“In this economy, that’s huge,” he said. “If they weren’t open next door bringing in more customers, we would be flat or have negative growth.”

Hollywood Slots’ impact on crime is also difficult to determine. Between 2004 and 2009, the number of reported thefts and burglaries in Bangor increased by 29 percent, according to police statistics.

However, like the rest of the nation, Bangor experienced a deep recession during that period, and crime always rises when times are tough, Bangor Police Chief Ronald Gastia said.

Gastia said there is no data to support the theory that the increased crime is due to Hollywood Slots, and crimes that are specifically associated with the racino are relatively insignificant.

There is some anecdotal evidence of people stealing money because of gambling debt due to Hollywood Slots, said Penobscot County District Attorney R. Christopher Almy.

It’s also difficult to document whether more people have gotten into financial problems because of gambling.

The number of people from Maine calling the National Council on Problem Gambling help line has increased steadily since the casino opened, from 337 calls in 2005 to 1,263 in 2009. Here again, the statistics are misleading. The help line has been more heavily advertised in Maine since the racino opened, said the organization’s director, Keith Whyte.

National studies show, however, that the number and severity of gambling problems increase whenever a new form of gambling arrives in an area.

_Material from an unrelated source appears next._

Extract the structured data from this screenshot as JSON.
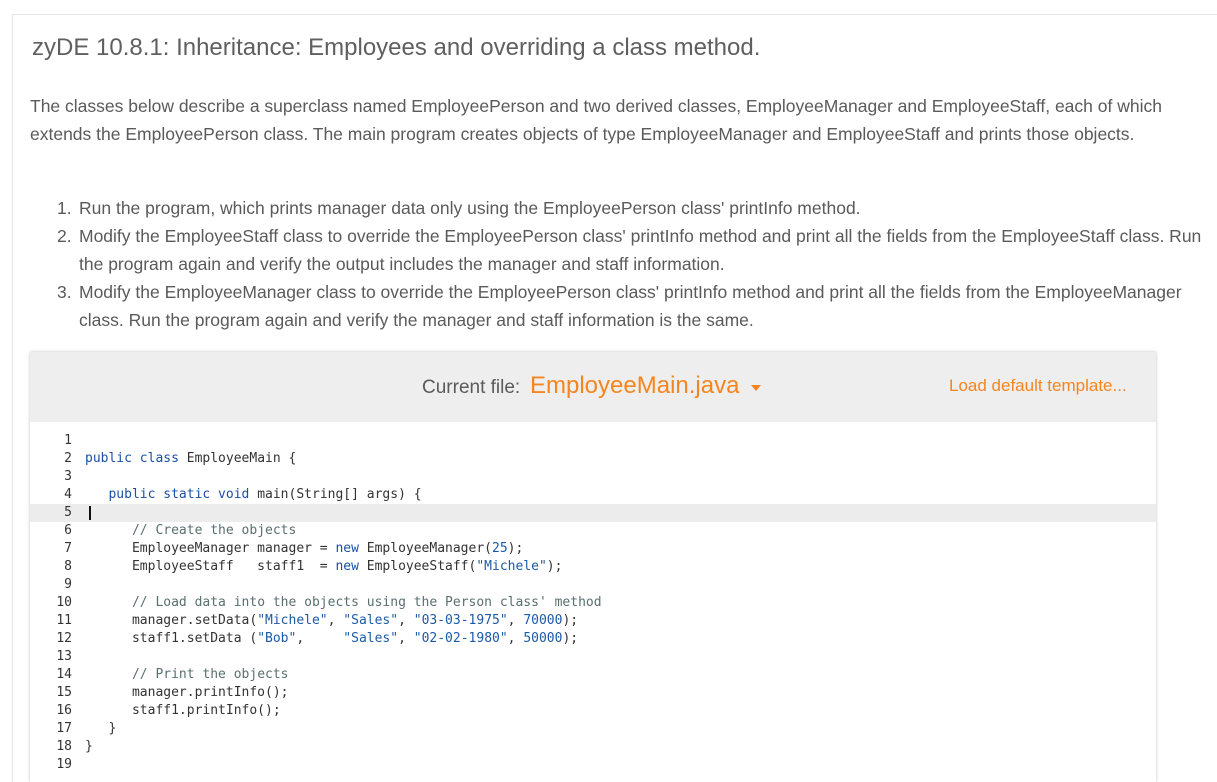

Whyte said new casinos bring high-speed machines and higher betting limits.

“You end up getting to that desperation stage more quickly,” he said.

Voters in 2003 approved the racino in part because a portion of the revenue was to be set aside to support the state’s struggling harness racing industry. In 2009, for example, Hollywood Slots gave $11.4 million to the horse racing industry and Maine’s agricultural fairs.

But the influx of money — some of which is used to increase purses — hasn’t overcome the plummeting public interest in the sport.

Between 2006 and 2009, the value of bets placed at the Bangor Raceway has declined nearly 40 percent, according to Hollywood Slots, which operates the facility.

Dennis Bailey of Casinos No!, an advocacy group that opposes Question 1, said that rather than help the racetrack become a self-sustaining business, the racino is taking away customers.

“All we’ve done with this racino is divert gambling dollars away from harness racing and off-track betting and into the slot machines in Bangor,” he said. “The racetrack casino has not added to the economic pie. It has just sliced the pie differently.”


Staff Writer Tom Bell can be contacted at 791-6369 or at: [email protected]